▸ WORK INSTRUCTIONS:
Each entry below should be retyped exactly as given.

▸ SUPPLIED MATERIAL:
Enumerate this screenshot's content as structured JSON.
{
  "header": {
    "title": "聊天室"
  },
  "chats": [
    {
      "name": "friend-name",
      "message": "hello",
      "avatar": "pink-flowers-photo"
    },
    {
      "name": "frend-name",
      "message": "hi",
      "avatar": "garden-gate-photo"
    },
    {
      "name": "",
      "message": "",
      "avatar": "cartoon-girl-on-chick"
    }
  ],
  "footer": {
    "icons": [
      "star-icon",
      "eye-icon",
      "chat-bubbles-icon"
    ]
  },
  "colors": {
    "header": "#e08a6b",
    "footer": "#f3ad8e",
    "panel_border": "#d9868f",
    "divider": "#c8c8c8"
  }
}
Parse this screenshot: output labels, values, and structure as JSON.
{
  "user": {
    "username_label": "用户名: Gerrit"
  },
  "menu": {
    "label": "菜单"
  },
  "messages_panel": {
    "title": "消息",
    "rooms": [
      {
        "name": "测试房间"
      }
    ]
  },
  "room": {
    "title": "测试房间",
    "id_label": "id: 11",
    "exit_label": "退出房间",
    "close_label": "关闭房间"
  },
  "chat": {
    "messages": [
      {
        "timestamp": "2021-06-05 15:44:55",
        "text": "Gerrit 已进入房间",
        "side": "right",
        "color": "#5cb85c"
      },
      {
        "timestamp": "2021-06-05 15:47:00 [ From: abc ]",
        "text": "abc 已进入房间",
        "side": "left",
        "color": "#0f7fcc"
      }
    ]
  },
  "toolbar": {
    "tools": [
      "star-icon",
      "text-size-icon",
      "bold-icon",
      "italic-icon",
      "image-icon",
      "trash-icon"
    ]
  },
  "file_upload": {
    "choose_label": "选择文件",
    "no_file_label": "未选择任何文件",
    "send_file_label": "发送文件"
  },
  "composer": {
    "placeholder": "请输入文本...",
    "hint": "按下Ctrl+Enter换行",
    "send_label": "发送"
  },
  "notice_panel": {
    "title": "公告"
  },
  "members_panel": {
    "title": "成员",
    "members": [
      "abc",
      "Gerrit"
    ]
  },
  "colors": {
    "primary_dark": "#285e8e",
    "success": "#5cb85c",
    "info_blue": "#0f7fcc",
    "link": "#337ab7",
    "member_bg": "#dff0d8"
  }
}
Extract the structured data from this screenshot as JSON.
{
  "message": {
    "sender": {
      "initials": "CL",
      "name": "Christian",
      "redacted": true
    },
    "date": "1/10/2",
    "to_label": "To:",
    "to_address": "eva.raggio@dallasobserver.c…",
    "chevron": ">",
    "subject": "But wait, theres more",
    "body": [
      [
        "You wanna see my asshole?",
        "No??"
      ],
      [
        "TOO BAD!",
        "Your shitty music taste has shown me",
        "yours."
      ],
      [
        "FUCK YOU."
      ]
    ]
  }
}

▸ WRITTEN RESPONSE:
Enumerate this screenshot's content as structured JSON.
{
  "header": {
    "title": "聊天室"
  },
  "chats": [
    {
      "name": "friend-name",
      "message": "hello",
      "avatar": "pink-flowers-photo"
    },
    {
      "name": "frend-name",
      "message": "hi",
      "avatar": "garden-gate-photo"
    },
    {
      "name": "",
      "message": "",
      "avatar": "cartoon-girl-on-chick"
    }
  ],
  "footer": {
    "icons": [
      "star-icon",
      "eye-icon",
      "chat-bubbles-icon"
    ]
  },
  "colors": {
    "header": "#e08a6b",
    "footer": "#f3ad8e",
    "panel_border": "#d9868f",
    "divider": "#c8c8c8"
  }
}
Parse this screenshot: output labels, values, and structure as JSON.
{
  "user": {
    "username_label": "用户名: Gerrit"
  },
  "menu": {
    "label": "菜单"
  },
  "messages_panel": {
    "title": "消息",
    "rooms": [
      {
        "name": "测试房间"
      }
    ]
  },
  "room": {
    "title": "测试房间",
    "id_label": "id: 11",
    "exit_label": "退出房间",
    "close_label": "关闭房间"
  },
  "chat": {
    "messages": [
      {
        "timestamp": "2021-06-05 15:44:55",
        "text": "Gerrit 已进入房间",
        "side": "right",
        "color": "#5cb85c"
      },
      {
        "timestamp": "2021-06-05 15:47:00 [ From: abc ]",
        "text": "abc 已进入房间",
        "side": "left",
        "color": "#0f7fcc"
      }
    ]
  },
  "toolbar": {
    "tools": [
      "star-icon",
      "text-size-icon",
      "bold-icon",
      "italic-icon",
      "image-icon",
      "trash-icon"
    ]
  },
  "file_upload": {
    "choose_label": "选择文件",
    "no_file_label": "未选择任何文件",
    "send_file_label": "发送文件"
  },
  "composer": {
    "placeholder": "请输入文本...",
    "hint": "按下Ctrl+Enter换行",
    "send_label": "发送"
  },
  "notice_panel": {
    "title": "公告"
  },
  "members_panel": {
    "title": "成员",
    "members": [
      "abc",
      "Gerrit"
    ]
  },
  "colors": {
    "primary_dark": "#285e8e",
    "success": "#5cb85c",
    "info_blue": "#0f7fcc",
    "link": "#337ab7",
    "member_bg": "#dff0d8"
  }
}
Extract the structured data from this screenshot as JSON.
{
  "message": {
    "sender": {
      "initials": "CL",
      "name": "Christian",
      "redacted": true
    },
    "date": "1/10/2",
    "to_label": "To:",
    "to_address": "eva.raggio@dallasobserver.c…",
    "chevron": ">",
    "subject": "But wait, theres more",
    "body": [
      [
        "You wanna see my asshole?",
        "No??"
      ],
      [
        "TOO BAD!",
        "Your shitty music taste has shown me",
        "yours."
      ],
      [
        "FUCK YOU."
      ]
    ]
  }
}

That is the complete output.